> **Work required**
Wherever a line of the records contains "placeholder", copy that line.
(Data extracts)
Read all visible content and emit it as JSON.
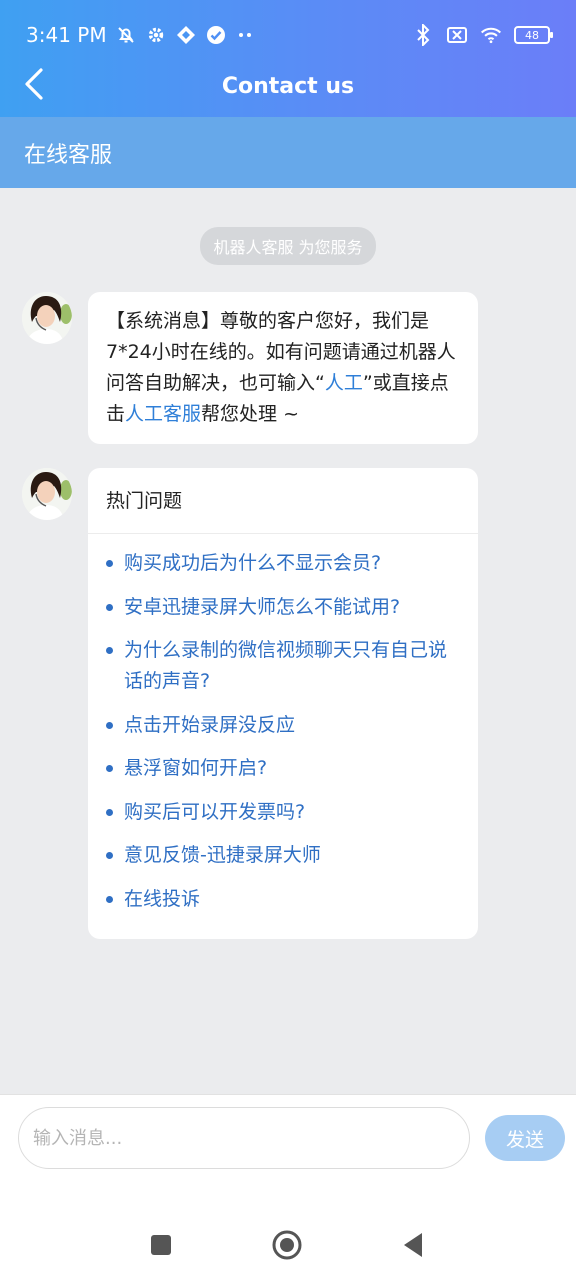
{
  "status_bar": {
    "time": "3:41 PM",
    "battery": "48",
    "icons": [
      "mute-bell-icon",
      "gear-icon",
      "app-icon",
      "check-circle-icon",
      "more-dots-icon",
      "bluetooth-icon",
      "no-sim-icon",
      "wifi-icon",
      "battery-icon"
    ]
  },
  "nav": {
    "title": "Contact us",
    "back_icon": "chevron-left-icon"
  },
  "subheader": {
    "title": "在线客服"
  },
  "system_pill": "机器人客服 为您服务",
  "message1": {
    "part1": "【系统消息】尊敬的客户您好，我们是7*24小时在线的。如有问题请通过机器人问答自助解决，也可输入“",
    "link1": "人工",
    "part2": "”或直接点击",
    "link2": "人工客服",
    "part3": "帮您处理 ~"
  },
  "hot": {
    "title": "热门问题",
    "questions": [
      "购买成功后为什么不显示会员?",
      "安卓迅捷录屏大师怎么不能试用?",
      "为什么录制的微信视频聊天只有自己说话的声音?",
      "点击开始录屏没反应",
      "悬浮窗如何开启?",
      "购买后可以开发票吗?",
      "意见反馈-迅捷录屏大师",
      "在线投诉"
    ]
  },
  "input": {
    "placeholder": "输入消息...",
    "value": "",
    "send_label": "发送"
  },
  "colors": {
    "header_start": "#3fa0f2",
    "header_end": "#6b7ef8",
    "subheader": "#66a8ea",
    "link": "#2f7fd8",
    "send_button": "#a7cdf3"
  }
}
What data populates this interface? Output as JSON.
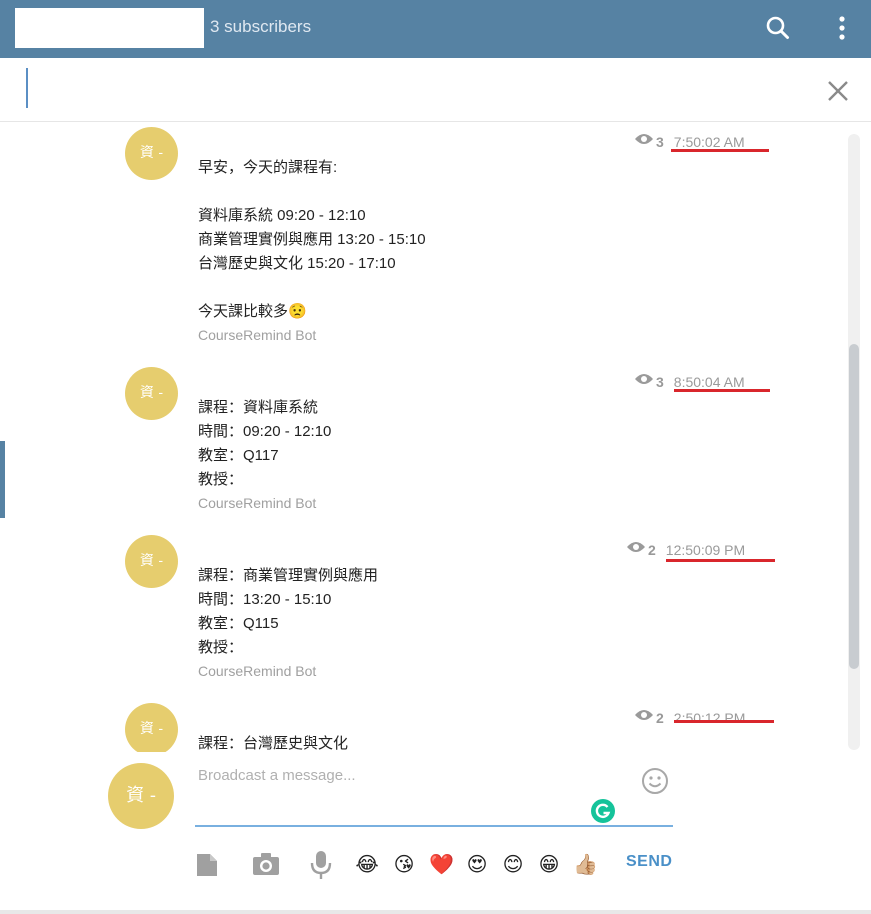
{
  "header": {
    "subscribers": "3 subscribers"
  },
  "search": {
    "value": "",
    "placeholder": ""
  },
  "messages": [
    {
      "avatar": "資 -",
      "views": "3",
      "time": "7:50:02 AM",
      "lines": [
        "早安，今天的課程有:",
        "",
        "資料庫系統 09:20 - 12:10",
        "商業管理實例與應用 13:20 - 15:10",
        "台灣歷史與文化 15:20 - 17:10",
        "",
        "今天課比較多😟"
      ],
      "author": "CourseRemind Bot"
    },
    {
      "avatar": "資 -",
      "views": "3",
      "time": "8:50:04 AM",
      "lines": [
        "課程：資料庫系統",
        "時間：09:20 - 12:10",
        "教室：Q117",
        "教授："
      ],
      "author": "CourseRemind Bot"
    },
    {
      "avatar": "資 -",
      "views": "2",
      "time": "12:50:09 PM",
      "lines": [
        "課程：商業管理實例與應用",
        "時間：13:20 - 15:10",
        "教室：Q115",
        "教授："
      ],
      "author": "CourseRemind Bot"
    },
    {
      "avatar": "資 -",
      "views": "2",
      "time": "2:50:12 PM",
      "lines": [
        "課程：台灣歷史與文化"
      ],
      "author": ""
    }
  ],
  "composer": {
    "avatar": "資 -",
    "placeholder": "Broadcast a message...",
    "send_label": "SEND",
    "emojis": [
      "😂",
      "😘",
      "❤️",
      "😍",
      "😊",
      "😁",
      "👍🏼"
    ]
  },
  "colors": {
    "header": "#5682a3",
    "avatar": "#e6cd6e",
    "time_underline": "#d9262c",
    "send": "#4a90c8",
    "grammarly": "#15c39a"
  },
  "icons": {
    "header": [
      "search-icon",
      "more-vertical-icon"
    ],
    "search": [
      "close-icon"
    ],
    "toolbar": [
      "file-icon",
      "camera-icon",
      "microphone-icon",
      "smiley-icon",
      "grammarly-icon",
      "eye-icon"
    ]
  }
}
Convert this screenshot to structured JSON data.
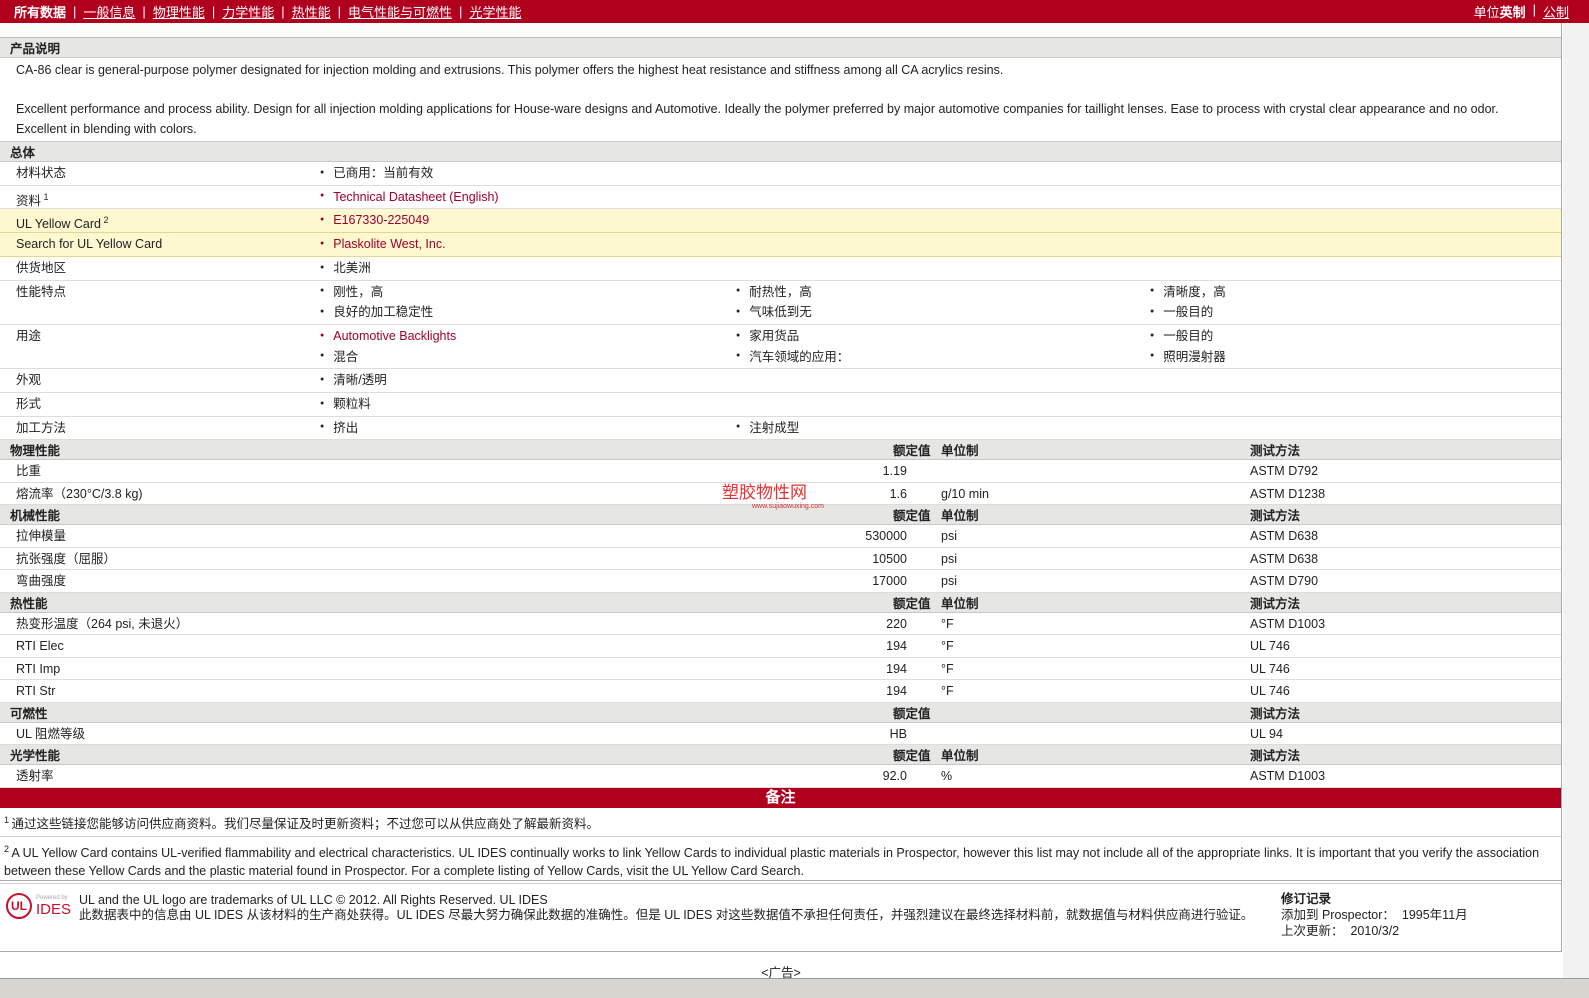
{
  "nav": {
    "items": [
      "所有数据",
      "一般信息",
      "物理性能",
      "力学性能",
      "热性能",
      "电气性能与可燃性",
      "光学性能"
    ],
    "unit_label": "单位",
    "units": [
      "英制",
      "公制"
    ]
  },
  "product_desc": {
    "title": "产品说明",
    "paragraphs": [
      "CA-86 clear is general-purpose polymer designated for injection molding and extrusions. This polymer offers the highest heat resistance and stiffness among all CA acrylics resins.",
      "Excellent performance and process ability. Design for all injection molding applications for House-ware designs and Automotive. Ideally the polymer preferred by major automotive companies for taillight lenses. Ease to process with crystal clear appearance and no odor. Excellent in blending with colors."
    ]
  },
  "general": {
    "title": "总体",
    "rows": [
      {
        "label": "材料状态",
        "items": [
          "已商用：当前有效"
        ]
      },
      {
        "label": "资料",
        "sup": "1",
        "items": [
          "Technical Datasheet (English)"
        ],
        "link": true
      },
      {
        "label": "UL Yellow Card",
        "sup": "2",
        "items": [
          "E167330-225049"
        ],
        "link": true,
        "yellow": true
      },
      {
        "label": "Search for UL Yellow Card",
        "items": [
          "Plaskolite West, Inc."
        ],
        "link": true,
        "yellow": true
      },
      {
        "label": "供货地区",
        "items": [
          "北美洲"
        ]
      },
      {
        "label": "性能特点",
        "items": [
          "刚性，高",
          "耐热性，高",
          "清晰度，高",
          "良好的加工稳定性",
          "气味低到无",
          "一般目的"
        ]
      },
      {
        "label": "用途",
        "items": [
          "Automotive Backlights",
          "家用货品",
          "一般目的",
          "混合",
          "汽车领域的应用：",
          "照明漫射器"
        ],
        "link_first": true
      },
      {
        "label": "外观",
        "items": [
          "清晰/透明"
        ]
      },
      {
        "label": "形式",
        "items": [
          "颗粒料"
        ]
      },
      {
        "label": "加工方法",
        "items": [
          "挤出",
          "注射成型"
        ]
      }
    ]
  },
  "sections": [
    {
      "title": "物理性能",
      "h_value": "额定值",
      "h_unit": "单位制",
      "h_test": "测试方法",
      "rows": [
        [
          "比重",
          "1.19",
          "",
          "ASTM D792"
        ],
        [
          "熔流率（230°C/3.8 kg)",
          "1.6",
          "g/10 min",
          "ASTM D1238"
        ]
      ]
    },
    {
      "title": "机械性能",
      "h_value": "额定值",
      "h_unit": "单位制",
      "h_test": "测试方法",
      "rows": [
        [
          "拉伸模量",
          "530000",
          "psi",
          "ASTM D638"
        ],
        [
          "抗张强度（屈服）",
          "10500",
          "psi",
          "ASTM D638"
        ],
        [
          "弯曲强度",
          "17000",
          "psi",
          "ASTM D790"
        ]
      ]
    },
    {
      "title": "热性能",
      "h_value": "额定值",
      "h_unit": "单位制",
      "h_test": "测试方法",
      "rows": [
        [
          "热变形温度（264 psi, 未退火）",
          "220",
          "°F",
          "ASTM D1003"
        ],
        [
          "RTI Elec",
          "194",
          "°F",
          "UL 746"
        ],
        [
          "RTI Imp",
          "194",
          "°F",
          "UL 746"
        ],
        [
          "RTI Str",
          "194",
          "°F",
          "UL 746"
        ]
      ]
    },
    {
      "title": "可燃性",
      "h_value": "额定值",
      "h_unit": "",
      "h_test": "测试方法",
      "rows": [
        [
          "UL 阻燃等级",
          "HB",
          "",
          "UL 94"
        ]
      ]
    },
    {
      "title": "光学性能",
      "h_value": "额定值",
      "h_unit": "单位制",
      "h_test": "测试方法",
      "rows": [
        [
          "透射率",
          "92.0",
          "%",
          "ASTM D1003"
        ]
      ]
    }
  ],
  "watermark": {
    "text": "塑胶物性网",
    "url": "www.sujiaowuxing.com"
  },
  "notes": {
    "title": "备注",
    "footnotes": [
      {
        "num": "1",
        "text": "通过这些链接您能够访问供应商资料。我们尽量保证及时更新资料；不过您可以从供应商处了解最新资料。"
      },
      {
        "num": "2",
        "text": "A UL Yellow Card contains UL-verified flammability and electrical characteristics. UL IDES continually works to link Yellow Cards to individual plastic materials in Prospector, however this list may not include all of the appropriate links. It is important that you verify the association between these Yellow Cards and the plastic material found in Prospector. For a complete listing of Yellow Cards, visit the UL Yellow Card Search."
      }
    ]
  },
  "footer": {
    "logo_text": "UL",
    "powered": "Powered by",
    "ides": "IDES",
    "line1": "UL and the UL logo are trademarks of UL LLC © 2012. All Rights Reserved. UL IDES",
    "line2": "此数据表中的信息由  UL IDES 从该材料的生产商处获得。UL IDES 尽最大努力确保此数据的准确性。但是  UL IDES 对这些数据值不承担任何责任，并强烈建议在最终选择材料前，就数据值与材料供应商进行验证。",
    "rev_title": "修订记录",
    "added_label": "添加到 Prospector：",
    "added": "1995年11月",
    "updated_label": "上次更新：",
    "updated": "2010/3/2"
  },
  "ad": "<广告>",
  "colors": {
    "brand_red": "#b0001e",
    "link": "#a0002a",
    "yellow": "#fdf8d0"
  }
}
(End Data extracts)
> **Task response**
    "placeholder": "输入消息...",
    "placeholder": ""
    "placeholder": "Broadcast a message...",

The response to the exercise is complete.